    I think that I'm going to take him out tomorrow afternoon to the ice cream store .... and talk with him somemore (how much I love him and all that). And I'll give him the quarter for some ice cream at school. I think that for him it's partially a fitting-in thing ... everyone else gets to so he feels left out (which as a mom I don't want him to feel like - just makes me wanna cry!!). And the feeling left out makes him act out some at school for attention. Maybe if he's eating ice cream he won't have time to play at lunch (which is one of the things he gets docked on .... no play at lunch??? I don't understand it myself!)

    Thanks guys!!
  11. by   nursegoodguy
    Atta Girl Kitty!
    I bet in the future he'll want to do good just so you wont be disappointed in him!
    I wanna go for ice cream too though!
  12. by   cactus wren
    Just a thought...He may have said red, orange because that`s what he thought he should have gotten, and if he said it, then maybe that would be what he got....I know, I know, pretty convulated, but 6 year olds think kinda different than us "old" folks do.
    And I agree with Renee, I was "rewarded" with goodies as a child, and will probably always have a problem with foods. especially sweets.....I`ve been a "good" girl today, so that pint if Ben and Jeerys is just what i I "need" that bag of chips to consol myself....
    Well kitty, I can't add to the wonderful advice you've gotten here. I just wanted to say how freakin crazy it is that our kids are all wrapped up in this color scheme! My son has the same thing, only it's like a stop light. Green=good, yellow=be careful, red=uh oh!

    He forgot his homework folder the other day (no biggie - happened to everyone of us). He was literally in tears because forgetting your homework is an automatic RED LIGHT! No yellow, straight to red. He was absolutely petrified, and I just don't see the benefit of that.

    The next day I asked him what happened. He said he just had to be extra good because he was already red. Then I asked him what he learned, and he said he learned to double check for his folder before he leaves the room. So, he learned a valuable lesson, but it wasn't worth seeing him so upset over.

    And then we got ice cream

  14. by   dianah
    I have never understood why teachers withold lunch play or recess play from little ones.

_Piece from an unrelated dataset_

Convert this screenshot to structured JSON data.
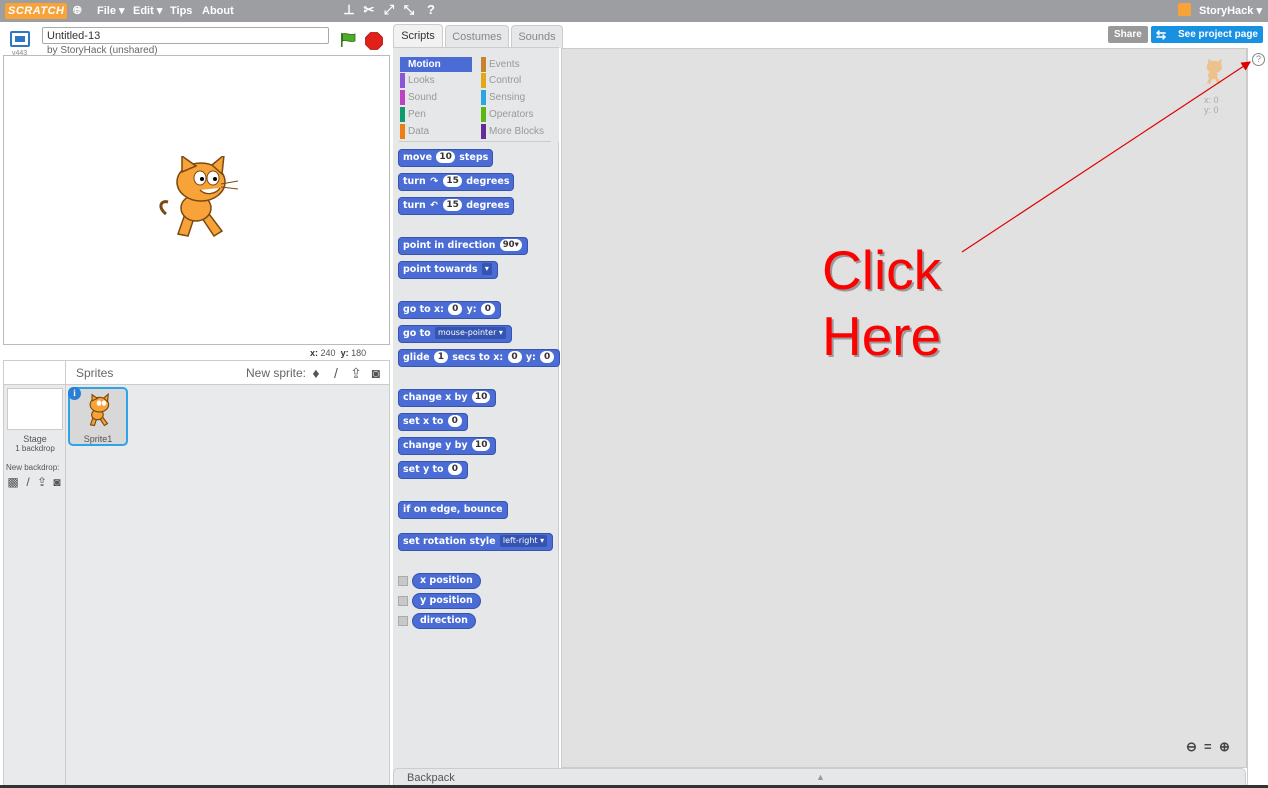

They ABSOLUTELY NEED the physical play time after sitting in school. When the child is shorted in this area it sabotages the success of the child, deprives the child of a potential learning experience, AND potentially sabotages success for the teacher (they're just setting themselves up for trouble in the classroom and a fall for the child). Isn't there some other way to encourage success as well as discourage misbehaviour? I'd like to see disciplines tailored to each child as much as possible -- they don't all respond in the same way to the same methods (talk to parents of multiple children and they will be the first to tell that ALL of their children are SOOO different from each other!). Consistency, clear rules with just-as-clear limits, and discipline that preserves the dignity of the child and reinforces love for the child, disapproval of the deed -- in a perfect world!! (did you hear me yelling at my kids tonite?????)
    kittyw, I like your plan to take him to ice cream and talk more in a nonthreatening and loving atmosphere. He's sure to respond positively. I wish you all the best!! I've often had to remind one of my boys of what the other person might think. Such as the time (he was about 5) he turned to a tall, large man standing behind us and asked, "Why are you so fat??" We all of a sudden had to go to another aisle in the store where I could gently ask, "Don't you think you may have hurt his feelings by asking him that question?" The look on his face said he hadn't thought of that at all, had just blurted out what was on his mind. I give him a lot of credit for walking up to the man and apologizing for his question (I didn't prompt him to do this, either). The man, thankfully, was very gracious and maintained a sense of humor about the whole thing . . .
    Let us know how things go. -- D